[AVAILABLE DATA Boundary: Start]
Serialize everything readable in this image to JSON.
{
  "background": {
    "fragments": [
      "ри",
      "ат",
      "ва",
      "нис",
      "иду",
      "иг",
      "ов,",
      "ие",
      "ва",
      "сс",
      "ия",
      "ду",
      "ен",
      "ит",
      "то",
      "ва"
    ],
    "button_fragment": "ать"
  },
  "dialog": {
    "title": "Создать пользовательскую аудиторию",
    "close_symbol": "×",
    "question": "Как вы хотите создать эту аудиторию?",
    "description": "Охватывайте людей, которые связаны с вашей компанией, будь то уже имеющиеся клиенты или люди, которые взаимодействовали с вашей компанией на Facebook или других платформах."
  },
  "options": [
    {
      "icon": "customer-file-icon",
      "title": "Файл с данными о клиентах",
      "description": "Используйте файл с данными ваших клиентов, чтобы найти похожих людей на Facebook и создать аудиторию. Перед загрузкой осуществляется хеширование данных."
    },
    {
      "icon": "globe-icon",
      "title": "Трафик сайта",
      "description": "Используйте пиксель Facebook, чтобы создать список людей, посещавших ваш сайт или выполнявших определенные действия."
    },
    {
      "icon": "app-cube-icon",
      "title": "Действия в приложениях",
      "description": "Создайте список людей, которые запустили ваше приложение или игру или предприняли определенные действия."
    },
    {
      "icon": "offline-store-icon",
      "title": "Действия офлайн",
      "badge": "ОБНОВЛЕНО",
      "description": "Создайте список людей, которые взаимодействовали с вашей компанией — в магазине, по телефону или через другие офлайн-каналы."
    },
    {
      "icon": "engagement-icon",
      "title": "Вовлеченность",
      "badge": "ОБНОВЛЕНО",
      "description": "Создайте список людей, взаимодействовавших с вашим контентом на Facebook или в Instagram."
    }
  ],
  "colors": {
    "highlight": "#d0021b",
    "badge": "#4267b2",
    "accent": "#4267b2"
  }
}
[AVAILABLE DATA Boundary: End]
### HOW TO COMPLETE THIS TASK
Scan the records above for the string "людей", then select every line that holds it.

### RESPONSE AREA
    "description": "Охватывайте людей, которые связаны с вашей компанией, будь то уже имеющиеся клиенты или люди, которые взаимодействовали с вашей компанией на Facebook или других платформах."
      "description": "Используйте файл с данными ваших клиентов, чтобы найти похожих людей на Facebook и создать аудиторию. Перед загрузкой осуществляется хеширование данных."
      "description": "Используйте пиксель Facebook, чтобы создать список людей, посещавших ваш сайт или выполнявших определенные действия."
      "description": "Создайте список людей, которые запустили ваше приложение или игру или предприняли определенные действия."
      "description": "Создайте список людей, которые взаимодействовали с вашей компанией — в магазине, по телефону или через другие офлайн-каналы."
      "description": "Создайте список людей, взаимодействовавших с вашим контентом на Facebook или в Instagram."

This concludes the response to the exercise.